Heading into Tuesday's final installment of "American Crime Story: The People v. O.J. Simpson," there is no need for a spoiler alert: The jury will find the former football star not guilty of killing his ex-wife and a young waiter.
But that knowledge almost certainly won't lessen the tension leading to the moment that capped the so-called Trial of the Century, which forever changed the lives of the main players in the courtroom – and altered the media and conceptions of celebrity while exposing racial divisions in Los Angeles and far beyond.
The 10-part FX miniseries succeeded in not only recreating the events surrounding the 1994 slayings of Nicole Brown Simpson and Ronald Goldman with uncanny accuracy, but also in reminding us why case gripped the nation. The search for the "real killer" (as Simpson infamously put it post-verdict) became less a quest for truth than a battle to control the narrative of an American icon charged with a horrible act. The team behind "The People v. O.J. Simpson" seized this American crime story and told it masterfully.
The period after the murders brought TV movies and a slew of books, including Jeffrey Toobin's standout "The Run of His Life: The People v. O.J. Simpson," which provided much of the source material for the series. But perhaps two decades were needed to put the trial and its divisive verdict into perspective.
The drama is cloaked in the context of the 1992 riots that followed the acquittal of the LAPD cops caught on video beating motorist Rodney King. The King case carries a renewed resonance at a time when videos capturing police brutality play a major role in the national discussion of race.
Images of the King and Simpson sagas still strike nerves. But "The People v. O.J. Simpson" also finds power in raw language. Sure, the F-word makes occasional, jarring basic cable appearances, but it's the N-word that takes center stage. The vile epithet is uttered in different contexts, but none more viscerally sickening as when spewed by Detective Mark Fuhrman, the rogue cop portrayed by the defense as having framed Simpson, pushing a mountain of evidence out of the picture.
Steven Pasquale chillingly portrays Fuhrman as a seeming straight arrow who harbors warped views. Pasquale’s performance is among many that lend latter-day nuance to real-life characters who most people only saw through the lens of a televised trial.

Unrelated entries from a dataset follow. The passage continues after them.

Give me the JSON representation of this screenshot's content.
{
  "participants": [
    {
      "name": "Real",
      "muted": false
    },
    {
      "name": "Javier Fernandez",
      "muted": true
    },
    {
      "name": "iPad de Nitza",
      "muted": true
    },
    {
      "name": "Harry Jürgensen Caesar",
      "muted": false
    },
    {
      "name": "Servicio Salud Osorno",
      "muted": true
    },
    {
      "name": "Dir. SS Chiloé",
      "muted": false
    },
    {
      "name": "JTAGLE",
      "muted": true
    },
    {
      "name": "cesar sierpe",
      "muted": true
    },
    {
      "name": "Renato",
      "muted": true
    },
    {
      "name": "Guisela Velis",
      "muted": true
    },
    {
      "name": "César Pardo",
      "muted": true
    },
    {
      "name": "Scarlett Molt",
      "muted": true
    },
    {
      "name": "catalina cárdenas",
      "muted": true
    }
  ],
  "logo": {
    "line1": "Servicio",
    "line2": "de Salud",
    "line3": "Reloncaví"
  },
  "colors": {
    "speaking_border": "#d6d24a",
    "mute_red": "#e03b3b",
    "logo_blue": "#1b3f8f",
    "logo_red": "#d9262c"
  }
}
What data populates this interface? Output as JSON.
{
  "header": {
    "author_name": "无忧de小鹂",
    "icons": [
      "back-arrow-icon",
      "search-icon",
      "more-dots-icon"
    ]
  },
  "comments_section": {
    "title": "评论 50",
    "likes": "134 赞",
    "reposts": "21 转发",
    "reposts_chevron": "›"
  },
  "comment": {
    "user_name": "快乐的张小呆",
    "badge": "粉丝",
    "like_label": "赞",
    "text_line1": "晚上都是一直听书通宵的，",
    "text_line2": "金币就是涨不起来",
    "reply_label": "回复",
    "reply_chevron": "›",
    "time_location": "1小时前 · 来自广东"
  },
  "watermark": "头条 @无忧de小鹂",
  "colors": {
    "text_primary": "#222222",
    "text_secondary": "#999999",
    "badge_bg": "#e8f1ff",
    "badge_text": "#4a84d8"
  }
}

Prosecutor Marcia Clark (Sarah Paulson) is caught between sexism (her changing hairstyle garnered outsized media attention) and her own stubbornness (she insisted on using Fuhrman as a witness, despite warnings from co-counsel Chris Darden). Darden, as played by Sterling K. Brown, is caught between worlds and some pride of his own (he lets the defense goad him into the blunder of making Simpson put on the tell-tale bloody leather gloves in court).
Original lead defense lawyer Robert Shapiro, as portrayed by John Travolta, balances a huge ego against bigger fears the trial will ignite King-like riots. Nathan Lane sweeps proto celebrity lawyer F. Lee Bailey through a blustery last hurrah.
Emmy time could belong to Paulson and Courtney B. Vance, whose Johnnie Cochran passionately wants to right the wrongs of a skewed legal system, but is driven most by a desire to win. Cuba Gooding, Jr., returns to Oscar-winning form as Simpson, who goes from sad and suicidal to taking control of his fate as he did on the gridiron, charging through when he catches a glimpse of daylight.
The deepest character, though, may be a Kardashian: family patriarch and loyal Simpson pal Robert Kardashian. David Schwimmer makes Kardashian a surrogate for much of a public that initially couldn't believe Simpson capable of double murder, but began to doubt the beloved athlete and TV pitchman amid physical evidence and revelations of spousal abuse.
The Simpson case, with its portrayal of the Hollywood lifestyle and its introduction of the Kardashian kids, presaged Reality TV. Its surreal moments, filled with spectacle (the slow-speed Bronco chase), catchphrases ("If it doesn't fit you must acquit") and dubious comedy (Jay Leno's "Dancing Itos") amounted to a multi-ring circus that made it all too easy at times to forget about the victims.
"The People v. O.J. Simpson" captures all this, perhaps most effectively with occasional shots showing how it all looked on TV. The drama transcends mere mimicry, even if those of us who spent time in the courtroom can be forgiven for doing constant double takes at Kenneth Choi’s dead-on portrayal of Judge Lance Ito.
Everybody in the Simpson soap opera had a story – the lawyers, the judge, the witnesses, the jury, the victims' families and anyone who ever paid even the slightest attention to the trial. But "American Crime Story" took over the narrative, imbuing a TV drama with more verisimilitude, in some respects, than the televised trial, even if the truth remains a matter of debate.
Jere Hester is Director of News Products and Projects at the City University of New York Graduate School of Journalism. He is also the author of "Raising a Beatle Baby: How John, Paul, George and Ringo Helped us Come Together as a Family." Follow him on Twitter.